Conflicts of interest None declared.
Gene expression profiling analysis of solar lentigo in relation to immunohistochemical characteristics
Version of Record online: 5 APR 2007
© 2007 The Authors. Journal Compilation © 2007 British Association of Dermatologists
British Journal of Dermatology
Volume 156, Issue 6, pages 1214–1223, June 2007
How to Cite
Aoki, H., Moro, O., Tagami, H. and Kishimoto, J. (2007), Gene expression profiling analysis of solar lentigo in relation to immunohistochemical characteristics. British Journal of Dermatology, 156: 1214–1223. doi: 10.1111/j.1365-2133.2007.07830.x
- Issue online: 5 APR 2007
- Version of Record online: 5 APR 2007
- Accepted for publication 14 November 2006
- senile lentigo;
- solar lentigo
Summary Background Solar lentigo appears as dark brown spots that occur on sun-exposed areas and is considered to be a hallmark of aged skin. Although considerable knowledge about acute pigmentation has recently been accumulated, little is yet known about the mechanisms underlying chronic- and delayed-type hyperpigmentation, such as solar lentigo.
Objectives To clarify further the mechanisms underlying the development of solar lentigo, we carried out gene expression analysis in skin biopsy specimens obtained from human solar lentigines using DNA microarray analysis.
Methods Two pairs of skin specimens were obtained from solar lentigo and adjacent sun-exposed normal skin, as well as normal skin on the buttocks of 16 volunteers aged 40–55 years. One set of specimens was frozen and RNA was extracted for microarray and the other set was prepared for histological sections and analysed by antibodies and probes.
Results Sixty-five genes were upregulated more than 1·8-fold in solar lentigo compared with adjacent control skin and seven melanocyte-related genes were included. Compared with sun-protected skin, many inflammation-related genes were upregulated in solar lentigo, and compared with sun-exposed control skin, upregulation of genes related to fatty-acid metabolism was apparent in solar lentigo. Moreover, we found downregulation of cornified envelope-related genes, which suggests suppression of cornification in the epidermis in solar lentigo. Immunohistochemically, larger numbers of TRP1-positive cells were found in the basal layer of solar lentigo than in normal skin.
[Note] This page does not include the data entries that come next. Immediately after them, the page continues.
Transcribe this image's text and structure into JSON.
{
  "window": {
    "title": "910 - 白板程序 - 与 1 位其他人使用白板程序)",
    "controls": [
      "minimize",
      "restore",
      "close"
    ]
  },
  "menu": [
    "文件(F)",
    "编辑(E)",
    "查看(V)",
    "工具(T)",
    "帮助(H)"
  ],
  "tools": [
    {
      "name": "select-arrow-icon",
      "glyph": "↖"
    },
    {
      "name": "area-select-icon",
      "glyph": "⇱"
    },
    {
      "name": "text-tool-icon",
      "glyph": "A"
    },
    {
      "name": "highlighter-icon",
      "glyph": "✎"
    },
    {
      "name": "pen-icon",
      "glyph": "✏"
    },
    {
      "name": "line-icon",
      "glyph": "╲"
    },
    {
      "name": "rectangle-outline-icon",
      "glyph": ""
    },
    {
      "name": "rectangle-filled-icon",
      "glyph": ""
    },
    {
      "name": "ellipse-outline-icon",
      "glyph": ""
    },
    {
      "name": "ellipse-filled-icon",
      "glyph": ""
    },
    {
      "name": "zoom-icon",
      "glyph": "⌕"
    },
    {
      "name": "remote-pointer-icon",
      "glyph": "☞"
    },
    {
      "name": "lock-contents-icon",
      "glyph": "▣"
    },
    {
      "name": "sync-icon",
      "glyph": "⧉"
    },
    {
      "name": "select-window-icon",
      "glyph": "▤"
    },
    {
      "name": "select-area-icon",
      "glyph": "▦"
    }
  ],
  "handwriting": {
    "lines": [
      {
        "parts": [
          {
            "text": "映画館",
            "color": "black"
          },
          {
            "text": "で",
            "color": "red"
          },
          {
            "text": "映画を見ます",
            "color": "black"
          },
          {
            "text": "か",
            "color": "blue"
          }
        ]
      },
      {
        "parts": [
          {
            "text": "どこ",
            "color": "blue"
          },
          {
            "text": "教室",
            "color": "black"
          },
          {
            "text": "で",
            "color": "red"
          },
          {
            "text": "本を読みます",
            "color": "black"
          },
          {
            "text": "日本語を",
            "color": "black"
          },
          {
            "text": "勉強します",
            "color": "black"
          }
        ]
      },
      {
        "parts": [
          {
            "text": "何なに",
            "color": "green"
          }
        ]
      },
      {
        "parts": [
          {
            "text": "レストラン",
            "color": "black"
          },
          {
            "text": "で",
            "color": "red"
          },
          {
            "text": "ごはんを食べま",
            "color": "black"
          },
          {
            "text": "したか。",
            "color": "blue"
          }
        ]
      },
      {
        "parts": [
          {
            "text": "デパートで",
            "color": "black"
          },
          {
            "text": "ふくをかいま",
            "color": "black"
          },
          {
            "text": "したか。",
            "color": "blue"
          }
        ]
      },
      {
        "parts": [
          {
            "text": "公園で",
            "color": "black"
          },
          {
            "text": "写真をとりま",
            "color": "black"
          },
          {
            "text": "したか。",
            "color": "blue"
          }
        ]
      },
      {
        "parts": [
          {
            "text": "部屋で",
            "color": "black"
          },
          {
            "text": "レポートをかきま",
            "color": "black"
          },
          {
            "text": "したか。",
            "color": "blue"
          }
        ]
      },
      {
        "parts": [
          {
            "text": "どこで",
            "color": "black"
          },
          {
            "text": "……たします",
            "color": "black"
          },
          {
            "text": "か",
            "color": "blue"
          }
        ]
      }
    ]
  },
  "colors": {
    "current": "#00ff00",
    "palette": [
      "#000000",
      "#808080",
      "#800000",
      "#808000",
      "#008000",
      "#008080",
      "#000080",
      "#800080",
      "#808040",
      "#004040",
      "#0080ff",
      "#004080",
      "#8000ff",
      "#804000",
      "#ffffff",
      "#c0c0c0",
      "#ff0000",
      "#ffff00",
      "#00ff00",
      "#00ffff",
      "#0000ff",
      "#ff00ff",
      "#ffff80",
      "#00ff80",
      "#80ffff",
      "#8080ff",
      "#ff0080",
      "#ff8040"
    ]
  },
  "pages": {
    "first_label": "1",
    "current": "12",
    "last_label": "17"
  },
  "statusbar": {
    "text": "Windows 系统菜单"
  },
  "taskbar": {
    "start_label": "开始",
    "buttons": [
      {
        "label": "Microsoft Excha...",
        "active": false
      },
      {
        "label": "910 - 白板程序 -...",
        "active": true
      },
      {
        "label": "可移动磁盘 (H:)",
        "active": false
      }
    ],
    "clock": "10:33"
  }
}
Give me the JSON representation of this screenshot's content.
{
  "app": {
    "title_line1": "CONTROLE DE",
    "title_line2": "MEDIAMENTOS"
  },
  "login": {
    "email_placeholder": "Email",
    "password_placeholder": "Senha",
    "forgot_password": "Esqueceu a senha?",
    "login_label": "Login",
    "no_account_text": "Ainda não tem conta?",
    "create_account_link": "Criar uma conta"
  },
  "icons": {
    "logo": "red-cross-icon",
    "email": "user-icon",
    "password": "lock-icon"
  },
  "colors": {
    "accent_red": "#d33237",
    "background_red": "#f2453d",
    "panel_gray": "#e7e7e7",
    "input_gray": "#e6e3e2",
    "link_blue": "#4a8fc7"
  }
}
Fatty acid-related genes were highly expressed in the epidermis as detected by in situ hybridization, and they were much more prominent in the lesional skin of solar lentigo. However, cycling epidermal cells detectable with Ki67 antibody were fewer in the lesional skin of solar lentigo. Expression of filaggrin and involucrin was decreased in the lesional skin, where the number of cell layers of the stratum corneum was significantly higher than in normal skin.
Conclusions The results of the present microarray analysis of solar lentigo, demonstrating upregulation of genes related to inflammation, fatty-acid metabolism and melanocytes and downregulation of cornified envelope-related genes, suggest that solar lentigo is induced by the mutagenic effect of repeated ultraviolet light exposures in the past, leading to the characteristic enhancement of melanin production, together with decreased proliferation and differentiation of lesional keratinocytes on the background of chronic inflammation.